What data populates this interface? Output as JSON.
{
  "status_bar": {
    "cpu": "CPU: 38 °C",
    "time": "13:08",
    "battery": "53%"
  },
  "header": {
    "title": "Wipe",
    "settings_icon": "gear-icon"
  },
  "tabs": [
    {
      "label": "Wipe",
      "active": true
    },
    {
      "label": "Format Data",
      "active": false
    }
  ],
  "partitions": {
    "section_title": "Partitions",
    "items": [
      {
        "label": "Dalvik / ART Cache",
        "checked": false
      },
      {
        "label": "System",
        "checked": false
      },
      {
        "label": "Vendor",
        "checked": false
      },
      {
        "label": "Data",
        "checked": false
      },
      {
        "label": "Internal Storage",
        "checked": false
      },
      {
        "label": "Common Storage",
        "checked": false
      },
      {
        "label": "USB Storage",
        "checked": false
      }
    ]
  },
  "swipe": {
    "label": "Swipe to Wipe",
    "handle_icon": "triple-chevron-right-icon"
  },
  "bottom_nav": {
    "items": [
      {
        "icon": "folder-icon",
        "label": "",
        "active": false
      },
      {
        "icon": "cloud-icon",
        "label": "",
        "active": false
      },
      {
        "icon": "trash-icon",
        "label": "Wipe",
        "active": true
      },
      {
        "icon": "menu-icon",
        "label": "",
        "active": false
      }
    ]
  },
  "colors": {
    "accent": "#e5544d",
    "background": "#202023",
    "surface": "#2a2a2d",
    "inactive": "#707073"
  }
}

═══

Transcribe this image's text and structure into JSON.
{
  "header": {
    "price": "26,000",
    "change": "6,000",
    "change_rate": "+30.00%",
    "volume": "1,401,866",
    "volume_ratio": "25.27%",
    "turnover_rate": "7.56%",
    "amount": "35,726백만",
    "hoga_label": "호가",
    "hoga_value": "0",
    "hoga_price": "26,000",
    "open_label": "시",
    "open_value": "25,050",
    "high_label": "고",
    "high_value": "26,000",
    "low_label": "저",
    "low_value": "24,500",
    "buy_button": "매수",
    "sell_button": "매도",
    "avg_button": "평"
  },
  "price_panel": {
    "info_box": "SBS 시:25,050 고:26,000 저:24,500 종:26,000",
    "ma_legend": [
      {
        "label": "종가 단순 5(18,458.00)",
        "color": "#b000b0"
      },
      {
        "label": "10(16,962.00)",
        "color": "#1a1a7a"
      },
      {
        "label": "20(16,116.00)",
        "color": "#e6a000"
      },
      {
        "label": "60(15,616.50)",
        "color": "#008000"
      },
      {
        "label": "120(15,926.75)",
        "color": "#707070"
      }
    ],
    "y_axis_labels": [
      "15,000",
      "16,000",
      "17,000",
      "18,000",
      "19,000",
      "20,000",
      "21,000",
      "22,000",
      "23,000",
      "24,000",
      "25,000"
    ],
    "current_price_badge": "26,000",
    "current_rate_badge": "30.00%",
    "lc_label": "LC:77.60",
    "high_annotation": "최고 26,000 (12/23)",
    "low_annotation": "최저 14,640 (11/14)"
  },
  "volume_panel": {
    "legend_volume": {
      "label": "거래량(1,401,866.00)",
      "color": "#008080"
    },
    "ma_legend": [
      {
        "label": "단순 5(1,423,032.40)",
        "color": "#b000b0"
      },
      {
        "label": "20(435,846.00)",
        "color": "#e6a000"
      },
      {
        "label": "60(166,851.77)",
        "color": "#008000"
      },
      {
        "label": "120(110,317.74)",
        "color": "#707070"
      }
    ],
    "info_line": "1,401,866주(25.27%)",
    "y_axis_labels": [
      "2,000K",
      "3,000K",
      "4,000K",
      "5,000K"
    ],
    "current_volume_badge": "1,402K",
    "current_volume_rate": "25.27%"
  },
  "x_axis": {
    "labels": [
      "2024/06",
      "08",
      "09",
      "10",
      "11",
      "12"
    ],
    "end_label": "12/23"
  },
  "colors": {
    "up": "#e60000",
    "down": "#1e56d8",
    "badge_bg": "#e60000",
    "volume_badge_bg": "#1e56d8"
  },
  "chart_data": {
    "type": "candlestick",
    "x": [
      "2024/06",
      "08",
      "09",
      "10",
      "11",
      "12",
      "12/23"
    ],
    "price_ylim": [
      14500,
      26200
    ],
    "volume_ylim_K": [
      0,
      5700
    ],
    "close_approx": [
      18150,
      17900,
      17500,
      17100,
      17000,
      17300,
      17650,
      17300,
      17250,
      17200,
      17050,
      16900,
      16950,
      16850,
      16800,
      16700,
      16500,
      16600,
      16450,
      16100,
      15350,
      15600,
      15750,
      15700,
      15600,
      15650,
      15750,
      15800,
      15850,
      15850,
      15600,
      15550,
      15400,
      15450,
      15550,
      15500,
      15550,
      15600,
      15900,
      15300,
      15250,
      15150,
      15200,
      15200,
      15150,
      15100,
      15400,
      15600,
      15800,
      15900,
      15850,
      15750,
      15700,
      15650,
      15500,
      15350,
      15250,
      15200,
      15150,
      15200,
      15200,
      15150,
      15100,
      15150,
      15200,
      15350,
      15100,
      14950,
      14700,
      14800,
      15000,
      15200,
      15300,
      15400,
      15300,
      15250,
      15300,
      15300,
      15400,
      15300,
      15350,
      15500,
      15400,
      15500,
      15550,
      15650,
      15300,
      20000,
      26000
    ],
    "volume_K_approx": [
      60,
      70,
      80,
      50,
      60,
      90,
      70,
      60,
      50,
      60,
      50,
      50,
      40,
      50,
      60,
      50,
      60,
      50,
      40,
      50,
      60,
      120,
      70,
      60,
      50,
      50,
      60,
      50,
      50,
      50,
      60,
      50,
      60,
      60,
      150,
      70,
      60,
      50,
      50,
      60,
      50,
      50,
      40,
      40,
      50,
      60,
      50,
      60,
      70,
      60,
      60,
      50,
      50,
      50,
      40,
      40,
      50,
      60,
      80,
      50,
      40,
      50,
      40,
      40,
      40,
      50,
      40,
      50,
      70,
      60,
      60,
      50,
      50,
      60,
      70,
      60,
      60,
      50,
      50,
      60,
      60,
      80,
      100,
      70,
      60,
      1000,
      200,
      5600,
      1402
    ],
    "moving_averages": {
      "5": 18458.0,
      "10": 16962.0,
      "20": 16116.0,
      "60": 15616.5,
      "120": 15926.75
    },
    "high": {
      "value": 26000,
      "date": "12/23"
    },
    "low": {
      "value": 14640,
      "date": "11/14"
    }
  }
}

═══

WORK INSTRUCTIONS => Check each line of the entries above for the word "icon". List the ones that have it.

TASK OUTPUT =>
    "settings_icon": "gear-icon"
    "handle_icon": "triple-chevron-right-icon"
        "icon": "folder-icon",
        "icon": "cloud-icon",
        "icon": "trash-icon",
        "icon": "menu-icon",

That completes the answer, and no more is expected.